The second working draft in the series is available here.
It covers the capabilities and uncertainties of Iran’s chemical weapons program, as well as the ambiguities of Iran’s CW strategy and intentions, with regards to its participation in the Chemical Weapons Convention (CWC), while possibly maintaining a CW program.
The third working draft in the series is available here.
It covers the capabilities and uncertainties of Iran’s biological weapons program, as well as the problems posed by the ease of access to dual-use technology, and Iran’s ambiguous BW strategy and intentions. It also lays out biological attack scenarios, as well as the obstacles to weaponization of biological agents and possible delivery options for Iran.
The fourth working draft in this series is available here.
This draft covers multiple aspects of Iran’s nuclear programs, including an assessment of Iran’s current nuclear status and possible future nuclear capabilities.
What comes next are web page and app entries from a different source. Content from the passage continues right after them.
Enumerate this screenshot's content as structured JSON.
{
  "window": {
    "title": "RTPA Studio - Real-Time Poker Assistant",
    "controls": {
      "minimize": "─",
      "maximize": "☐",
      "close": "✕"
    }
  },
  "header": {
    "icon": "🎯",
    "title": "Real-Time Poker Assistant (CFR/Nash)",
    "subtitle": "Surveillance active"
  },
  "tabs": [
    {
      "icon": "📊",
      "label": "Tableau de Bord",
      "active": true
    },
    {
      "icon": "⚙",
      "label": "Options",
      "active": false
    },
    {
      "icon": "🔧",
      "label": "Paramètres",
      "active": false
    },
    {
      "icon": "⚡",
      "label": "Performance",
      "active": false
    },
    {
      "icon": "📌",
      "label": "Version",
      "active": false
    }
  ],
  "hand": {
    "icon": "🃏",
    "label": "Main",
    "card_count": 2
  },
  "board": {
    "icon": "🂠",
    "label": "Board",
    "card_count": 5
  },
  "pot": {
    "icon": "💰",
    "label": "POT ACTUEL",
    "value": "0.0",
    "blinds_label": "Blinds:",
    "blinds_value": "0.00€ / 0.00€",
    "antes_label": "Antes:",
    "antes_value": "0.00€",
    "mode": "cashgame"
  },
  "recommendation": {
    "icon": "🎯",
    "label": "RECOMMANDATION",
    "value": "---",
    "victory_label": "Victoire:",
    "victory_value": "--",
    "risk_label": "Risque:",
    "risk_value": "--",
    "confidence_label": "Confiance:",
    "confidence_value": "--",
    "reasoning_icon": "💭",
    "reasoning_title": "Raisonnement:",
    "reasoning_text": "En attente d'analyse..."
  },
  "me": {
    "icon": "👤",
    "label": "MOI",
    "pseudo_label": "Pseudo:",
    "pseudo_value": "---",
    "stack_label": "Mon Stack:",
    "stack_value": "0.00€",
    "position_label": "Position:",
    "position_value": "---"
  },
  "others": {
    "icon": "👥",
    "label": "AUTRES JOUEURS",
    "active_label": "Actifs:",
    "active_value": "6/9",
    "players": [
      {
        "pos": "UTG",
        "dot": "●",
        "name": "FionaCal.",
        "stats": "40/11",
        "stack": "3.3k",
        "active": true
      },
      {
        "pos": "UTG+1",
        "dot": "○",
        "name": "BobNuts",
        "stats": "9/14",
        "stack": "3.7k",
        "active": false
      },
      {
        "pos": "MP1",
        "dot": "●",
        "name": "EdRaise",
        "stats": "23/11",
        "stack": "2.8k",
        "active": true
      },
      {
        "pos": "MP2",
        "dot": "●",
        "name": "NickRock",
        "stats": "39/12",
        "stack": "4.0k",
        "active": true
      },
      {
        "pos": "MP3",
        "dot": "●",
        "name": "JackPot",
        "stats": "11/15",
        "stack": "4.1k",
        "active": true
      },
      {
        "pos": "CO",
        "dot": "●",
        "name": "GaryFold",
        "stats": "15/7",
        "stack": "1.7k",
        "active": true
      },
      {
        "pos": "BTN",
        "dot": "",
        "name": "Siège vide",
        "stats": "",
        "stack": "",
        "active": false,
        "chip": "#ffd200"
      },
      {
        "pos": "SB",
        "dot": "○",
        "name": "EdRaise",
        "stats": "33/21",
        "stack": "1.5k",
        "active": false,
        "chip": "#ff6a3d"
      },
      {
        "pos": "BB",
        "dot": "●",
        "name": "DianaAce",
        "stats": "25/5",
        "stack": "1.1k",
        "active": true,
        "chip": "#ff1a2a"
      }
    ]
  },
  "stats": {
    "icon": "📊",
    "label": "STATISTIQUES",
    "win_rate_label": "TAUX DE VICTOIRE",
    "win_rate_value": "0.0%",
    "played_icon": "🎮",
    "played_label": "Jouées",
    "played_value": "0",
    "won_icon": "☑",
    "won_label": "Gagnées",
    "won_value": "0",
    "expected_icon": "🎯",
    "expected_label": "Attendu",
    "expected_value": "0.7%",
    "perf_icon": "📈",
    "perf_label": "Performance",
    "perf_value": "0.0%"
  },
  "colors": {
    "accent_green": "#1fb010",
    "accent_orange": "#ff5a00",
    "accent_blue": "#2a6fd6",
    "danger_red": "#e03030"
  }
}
In this draft is a history of Iran’s nuclear ambitions, the progress in the different sectors of Iran’s nuclear programs, the declared and possible functions of Iran’s nuclear facilities, and issues posed by Iranian ambiguity regarding its nuclear program, among other aspects of Iran’s nuclear program.
Although it is difficult to draw a clear picture of Iran’s nuclear ambitions, capabilities, and intentions – which is also a factor discussed in this section – this draft draws as clear a picture as possible with the open source information that is currently available.
Your criticism, comments, questions, ideas, and additional information on this draft, and those that follow, will be greatly appreciated. You are welcome to contact the CSIS Burke Chair with comments or corrections at ASeitz@csis.org.